Sketch has been around (warning: generalizations ahead!) for well over half a century and as a culture we’re still not sure what to do with it. Series like FOTP often seem like little more than stepping stones for writer-performers who will probably end up making movies and sitcoms – look no further than The Ben Stiller Show, The Dana Carvey Show, The Amanda Show, or, I don’t know, literally everything else in the category. Probably the best sketch comedy happens live on a New York stage before never happening again. But no one mourns the death of a sketch – there’s nothing to mourn.  I was bummed when Parks & Rec ended because I liked those people and that town a heck of a lot, but I don’t think I’ll be all that broken up when Portlandia wraps up. I know Fred and Carrie will bring roughly the same experience to bigger and better platforms. We don’t come to sketch for the sketches: we come for the people in them, for the promise of a high only they can deliver.

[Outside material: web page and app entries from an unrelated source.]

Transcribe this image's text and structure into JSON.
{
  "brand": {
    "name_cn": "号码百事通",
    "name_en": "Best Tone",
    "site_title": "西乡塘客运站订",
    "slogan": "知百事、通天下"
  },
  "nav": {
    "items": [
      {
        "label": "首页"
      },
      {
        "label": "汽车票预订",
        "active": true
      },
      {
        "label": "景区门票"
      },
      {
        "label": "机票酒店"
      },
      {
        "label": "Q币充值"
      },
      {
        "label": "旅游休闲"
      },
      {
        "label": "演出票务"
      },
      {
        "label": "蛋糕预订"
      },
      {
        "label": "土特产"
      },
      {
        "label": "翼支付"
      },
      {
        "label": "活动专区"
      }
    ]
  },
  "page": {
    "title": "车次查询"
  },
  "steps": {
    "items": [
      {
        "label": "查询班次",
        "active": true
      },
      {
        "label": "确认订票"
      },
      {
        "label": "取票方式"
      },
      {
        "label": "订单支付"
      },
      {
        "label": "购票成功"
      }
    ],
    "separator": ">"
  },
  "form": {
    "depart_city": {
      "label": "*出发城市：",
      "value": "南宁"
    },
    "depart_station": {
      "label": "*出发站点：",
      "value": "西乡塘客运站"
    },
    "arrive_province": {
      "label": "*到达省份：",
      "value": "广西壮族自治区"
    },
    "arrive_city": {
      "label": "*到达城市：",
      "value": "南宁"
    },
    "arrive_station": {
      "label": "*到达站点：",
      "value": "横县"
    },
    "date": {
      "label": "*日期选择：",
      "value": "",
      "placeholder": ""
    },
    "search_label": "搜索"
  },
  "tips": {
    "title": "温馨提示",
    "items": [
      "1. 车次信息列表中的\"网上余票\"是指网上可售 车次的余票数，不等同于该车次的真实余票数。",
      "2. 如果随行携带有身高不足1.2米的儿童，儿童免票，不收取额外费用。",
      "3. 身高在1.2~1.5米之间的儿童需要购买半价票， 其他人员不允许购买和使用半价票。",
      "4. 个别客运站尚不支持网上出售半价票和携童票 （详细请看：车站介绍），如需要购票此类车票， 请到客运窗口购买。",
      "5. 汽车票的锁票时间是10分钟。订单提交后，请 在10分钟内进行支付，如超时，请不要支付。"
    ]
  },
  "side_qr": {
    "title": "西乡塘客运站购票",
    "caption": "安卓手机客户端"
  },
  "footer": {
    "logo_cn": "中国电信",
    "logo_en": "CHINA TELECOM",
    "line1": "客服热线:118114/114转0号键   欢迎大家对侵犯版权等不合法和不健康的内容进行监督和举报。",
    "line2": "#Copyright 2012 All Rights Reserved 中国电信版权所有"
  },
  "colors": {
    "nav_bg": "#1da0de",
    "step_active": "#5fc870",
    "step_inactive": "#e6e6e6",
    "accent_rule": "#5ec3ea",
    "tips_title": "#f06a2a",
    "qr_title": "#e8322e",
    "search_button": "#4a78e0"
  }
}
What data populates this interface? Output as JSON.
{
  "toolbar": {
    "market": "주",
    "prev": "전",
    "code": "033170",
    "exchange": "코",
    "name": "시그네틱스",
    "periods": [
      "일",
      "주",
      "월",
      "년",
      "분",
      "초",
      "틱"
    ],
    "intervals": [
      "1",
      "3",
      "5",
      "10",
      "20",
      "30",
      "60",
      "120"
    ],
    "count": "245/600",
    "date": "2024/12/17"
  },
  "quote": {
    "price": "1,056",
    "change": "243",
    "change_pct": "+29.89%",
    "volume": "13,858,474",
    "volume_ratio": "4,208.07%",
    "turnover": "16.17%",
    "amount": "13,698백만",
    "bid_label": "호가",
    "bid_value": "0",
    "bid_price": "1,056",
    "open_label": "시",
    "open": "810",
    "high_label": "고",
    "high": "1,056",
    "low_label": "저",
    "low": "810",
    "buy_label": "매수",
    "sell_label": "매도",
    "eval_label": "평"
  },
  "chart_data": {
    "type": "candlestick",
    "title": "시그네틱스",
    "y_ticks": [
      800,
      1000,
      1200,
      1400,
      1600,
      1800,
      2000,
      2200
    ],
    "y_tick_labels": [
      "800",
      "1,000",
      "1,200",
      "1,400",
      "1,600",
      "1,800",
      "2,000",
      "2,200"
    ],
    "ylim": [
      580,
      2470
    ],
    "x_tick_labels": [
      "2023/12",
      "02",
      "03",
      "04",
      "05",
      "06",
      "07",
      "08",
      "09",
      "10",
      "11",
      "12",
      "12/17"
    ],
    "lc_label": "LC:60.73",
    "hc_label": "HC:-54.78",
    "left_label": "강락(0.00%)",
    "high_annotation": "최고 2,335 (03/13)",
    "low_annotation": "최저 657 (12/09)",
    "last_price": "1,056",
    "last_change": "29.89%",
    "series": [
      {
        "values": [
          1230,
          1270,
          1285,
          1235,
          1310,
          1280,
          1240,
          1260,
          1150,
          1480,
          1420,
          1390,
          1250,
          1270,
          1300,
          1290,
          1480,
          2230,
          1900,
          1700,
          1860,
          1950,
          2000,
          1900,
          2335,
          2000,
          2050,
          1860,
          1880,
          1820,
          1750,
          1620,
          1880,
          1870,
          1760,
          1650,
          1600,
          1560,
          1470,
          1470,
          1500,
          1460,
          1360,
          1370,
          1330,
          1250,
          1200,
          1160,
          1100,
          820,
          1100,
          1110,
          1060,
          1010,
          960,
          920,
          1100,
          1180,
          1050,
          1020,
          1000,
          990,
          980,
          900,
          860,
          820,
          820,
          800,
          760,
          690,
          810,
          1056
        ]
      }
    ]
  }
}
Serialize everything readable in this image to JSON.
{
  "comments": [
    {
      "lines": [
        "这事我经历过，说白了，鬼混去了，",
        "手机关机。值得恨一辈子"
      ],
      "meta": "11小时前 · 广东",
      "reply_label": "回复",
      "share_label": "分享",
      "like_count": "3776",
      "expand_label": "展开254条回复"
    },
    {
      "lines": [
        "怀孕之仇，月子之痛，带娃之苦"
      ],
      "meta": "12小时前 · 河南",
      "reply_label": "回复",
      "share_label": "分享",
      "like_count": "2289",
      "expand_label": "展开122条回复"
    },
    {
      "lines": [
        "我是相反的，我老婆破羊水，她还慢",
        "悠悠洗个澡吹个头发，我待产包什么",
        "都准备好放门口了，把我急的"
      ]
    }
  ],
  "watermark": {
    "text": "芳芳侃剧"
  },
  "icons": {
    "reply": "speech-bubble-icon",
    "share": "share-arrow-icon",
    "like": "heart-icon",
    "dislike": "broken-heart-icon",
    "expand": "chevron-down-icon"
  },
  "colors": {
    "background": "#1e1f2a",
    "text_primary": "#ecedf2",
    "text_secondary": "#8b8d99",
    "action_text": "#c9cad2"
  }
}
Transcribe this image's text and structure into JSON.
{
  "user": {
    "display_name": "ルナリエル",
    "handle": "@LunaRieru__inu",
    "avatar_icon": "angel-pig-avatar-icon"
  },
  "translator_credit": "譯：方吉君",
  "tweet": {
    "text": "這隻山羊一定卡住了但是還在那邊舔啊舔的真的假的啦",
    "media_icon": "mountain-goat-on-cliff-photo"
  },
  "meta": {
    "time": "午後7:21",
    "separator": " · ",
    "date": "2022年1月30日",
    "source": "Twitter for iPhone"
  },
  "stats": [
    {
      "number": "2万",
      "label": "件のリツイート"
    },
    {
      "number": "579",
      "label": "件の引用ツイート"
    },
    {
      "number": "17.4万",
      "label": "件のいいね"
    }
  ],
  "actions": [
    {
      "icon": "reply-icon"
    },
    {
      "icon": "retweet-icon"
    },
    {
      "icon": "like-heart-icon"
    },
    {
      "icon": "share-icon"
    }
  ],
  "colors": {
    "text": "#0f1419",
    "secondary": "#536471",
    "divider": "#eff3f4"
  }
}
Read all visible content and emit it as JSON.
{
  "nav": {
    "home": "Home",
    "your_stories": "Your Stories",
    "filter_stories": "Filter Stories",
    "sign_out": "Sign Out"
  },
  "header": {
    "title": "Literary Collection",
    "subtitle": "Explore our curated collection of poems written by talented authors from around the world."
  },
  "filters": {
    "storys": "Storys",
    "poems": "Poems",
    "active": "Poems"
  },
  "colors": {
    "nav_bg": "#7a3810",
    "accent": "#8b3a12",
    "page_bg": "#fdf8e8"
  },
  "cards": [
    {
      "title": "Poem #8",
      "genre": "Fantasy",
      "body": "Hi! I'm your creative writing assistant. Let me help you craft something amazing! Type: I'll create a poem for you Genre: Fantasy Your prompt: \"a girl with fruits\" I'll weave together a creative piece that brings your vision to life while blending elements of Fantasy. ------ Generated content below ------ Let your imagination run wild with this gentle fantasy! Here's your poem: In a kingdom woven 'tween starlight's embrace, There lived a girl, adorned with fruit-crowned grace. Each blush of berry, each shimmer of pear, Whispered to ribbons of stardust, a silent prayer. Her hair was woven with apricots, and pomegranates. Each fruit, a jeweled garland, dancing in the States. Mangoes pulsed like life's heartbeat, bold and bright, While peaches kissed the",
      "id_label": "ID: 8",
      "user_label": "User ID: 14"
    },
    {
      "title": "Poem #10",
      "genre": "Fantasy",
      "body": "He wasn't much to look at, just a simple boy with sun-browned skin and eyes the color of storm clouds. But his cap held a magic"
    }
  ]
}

And yet the form persists in spite of its own disposability. We hunger for it because, while many of its pleasures are accessible elsewhere, the fundamental stuff of a sketch is not. Not to get existential here but, come on, this is existential shit. Rare is the delight of a world creating and destroying itself for our pleasure; it’s fuckin’ cool to light a match and watch the thing disappear. This is the contract of a sketch, and it’s simple but hard to refuse: “Just go with us for a bit and something great is gonna happen. Then it’ll be over and you can get back to your life. Or – if, you know, you want – we can do it all again.”

How could anyone pass that up?

The Friends I spoke to pondered the creeping influence of sketch sensibilities in their other work. Rabinowitz said the form has given him a “broader perspective” of what he can accomplish as a solo performer; Barnett noted that sketch’s facility for dealing with current events has softened him to topical humor in his standup. “I guess I can’t not talk about this,” he now hears himself thinking. “I’ve never had that before.”

Friends of the People’s new batch of episodes sees the cast operating at the height of its powers. The sketches are longer and more confident, darker yet more playful. Guest stars include Ben Bailey, David Alan Grier, Rachel Dratch, and Mick Foley; guest director Bobcat Goldthwait joins series director Neil Punsalan to create some of the season’s finest moments. “This cast genuinely really loves each other,” Goldthwait wrote in an email. “Their respect really shows in how they cast, write, and shoot.” The product of this love is a show that feels at once new and old, an exhilarating reminder of a 90s-era flavor of comedy pioneered by series the Friends grew up on – Mad TV, In Living Color, All That – a glorious, multitudinous, populist show in which sketch is not a vehicle but an end in itself.

Friends of the People’s midseason premiere is on July 16th at 10:30pm EST on TruTV.

Turning a Disparate Group of Standups Into the […]